In 1928 a survey showed 14% of the population of Liverpool had been dwelling in poverty. This was, of course, much worse than what we would call poverty at present. In those days poor people had been dwelling at bare survival degree. Within the early twentieth century Liverpool suffered a shortage of homes. Overcrowding was frequent, as was slum housing. The council built some council houses but nothing like enough to solve the problem. Furthermore Liverpool suffered severely within the depression of the nineteen thirties and up to a 3rd of males of working age had been unemployed.
In the course of the Second World Battle Liverpool was a target as it was, obviously, an essential port. Some 3,875 people died in Merseyside and more than 10,000 houses had been destroyed. Many more people were critically injured and many more houses were damaged.
After World Battle II Liverpool council was faced with the task of replacing bombed houses. It also had to change many slum houses. Like other cities Liverpool ‘redeveloped’ central areas of the town in the 1950s and 1960s and many new council houses and flats were built. Over spill towns were built near the city at Kirkby and Skelmersdale Unfortunately demolishing terraced houses and replacing them with high rise flats broke up communities. In 1974 the boundaries of Liverpool were changed so it became part of an administrative area known as Merseyside. Meanwhile the Roman Catholic Cathedral in Liverpool was consecrated in 1967. The Anglican Cathedral was not completed until 1978.
In the later 20th century industries in Liverpool included engineering, cement manufacture, sugar refining and flour milling. For a time, in the 1950s and 1960s the local economic system boomed but it surely turned sour in the late 1970s and 1980s as Liverpool, like the rest of the country suffered from recession. Liverpool became an unemployment black spot. One consequence of Liverpool’s social problems had been the Toxteth riots of 1981. In the last years of the 20th century there were some hopeful signs. Liverpool remains an important port. Because of its place within the Northwest it’s the principle port for buying and selling with North America. Within the 1980s Albert Dock was redeveloped and became an area of bars, shops and restaurants.
From the 1980s Liverpool promoted tourism using its heritage as an attraction.
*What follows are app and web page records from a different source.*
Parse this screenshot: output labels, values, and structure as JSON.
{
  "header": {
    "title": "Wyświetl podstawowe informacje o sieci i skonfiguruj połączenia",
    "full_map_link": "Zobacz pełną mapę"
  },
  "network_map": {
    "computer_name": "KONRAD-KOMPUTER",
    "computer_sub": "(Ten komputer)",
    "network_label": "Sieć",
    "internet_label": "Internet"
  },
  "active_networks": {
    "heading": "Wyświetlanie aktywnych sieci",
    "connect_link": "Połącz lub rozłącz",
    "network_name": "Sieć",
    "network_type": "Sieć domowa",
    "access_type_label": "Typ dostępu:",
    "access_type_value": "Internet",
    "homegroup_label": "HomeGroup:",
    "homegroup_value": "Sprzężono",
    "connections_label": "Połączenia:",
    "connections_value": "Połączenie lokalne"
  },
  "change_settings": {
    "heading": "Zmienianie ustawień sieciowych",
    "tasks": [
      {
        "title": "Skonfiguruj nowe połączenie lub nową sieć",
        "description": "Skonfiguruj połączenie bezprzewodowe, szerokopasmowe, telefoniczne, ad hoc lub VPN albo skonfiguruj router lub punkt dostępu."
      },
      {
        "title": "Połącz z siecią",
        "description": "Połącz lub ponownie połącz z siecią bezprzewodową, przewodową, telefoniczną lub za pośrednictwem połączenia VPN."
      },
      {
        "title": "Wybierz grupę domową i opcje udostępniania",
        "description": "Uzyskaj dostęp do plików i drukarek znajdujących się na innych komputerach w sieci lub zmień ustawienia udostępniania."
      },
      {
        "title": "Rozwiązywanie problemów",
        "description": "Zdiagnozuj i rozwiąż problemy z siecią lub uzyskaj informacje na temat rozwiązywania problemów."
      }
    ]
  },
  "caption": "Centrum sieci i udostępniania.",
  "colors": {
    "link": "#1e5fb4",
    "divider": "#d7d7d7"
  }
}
Merseyside Maritime Museum opened in 1980. The Tate Gallery of Modern Artwork opened in 1988. The Museum of Liverpool Life opened in 1993. A Customized and Excise Museum opened in 1994. A Conservation Centre opened in Queens Square in 1996. Also in 1996 the Institute For Performing Arts opened. LIVERPOOL In the 21st CENTURY
In the 21st Century Liverpool is still thriving. The Nationwide Wild Flower Centre opened in 2001 and Liverpool was the European Capital of Tradition in 2008. Then in 2012 Joe Anderson grew to become the first elected mayor of Liverpool. At the moment the population of Liverpool is 478,000.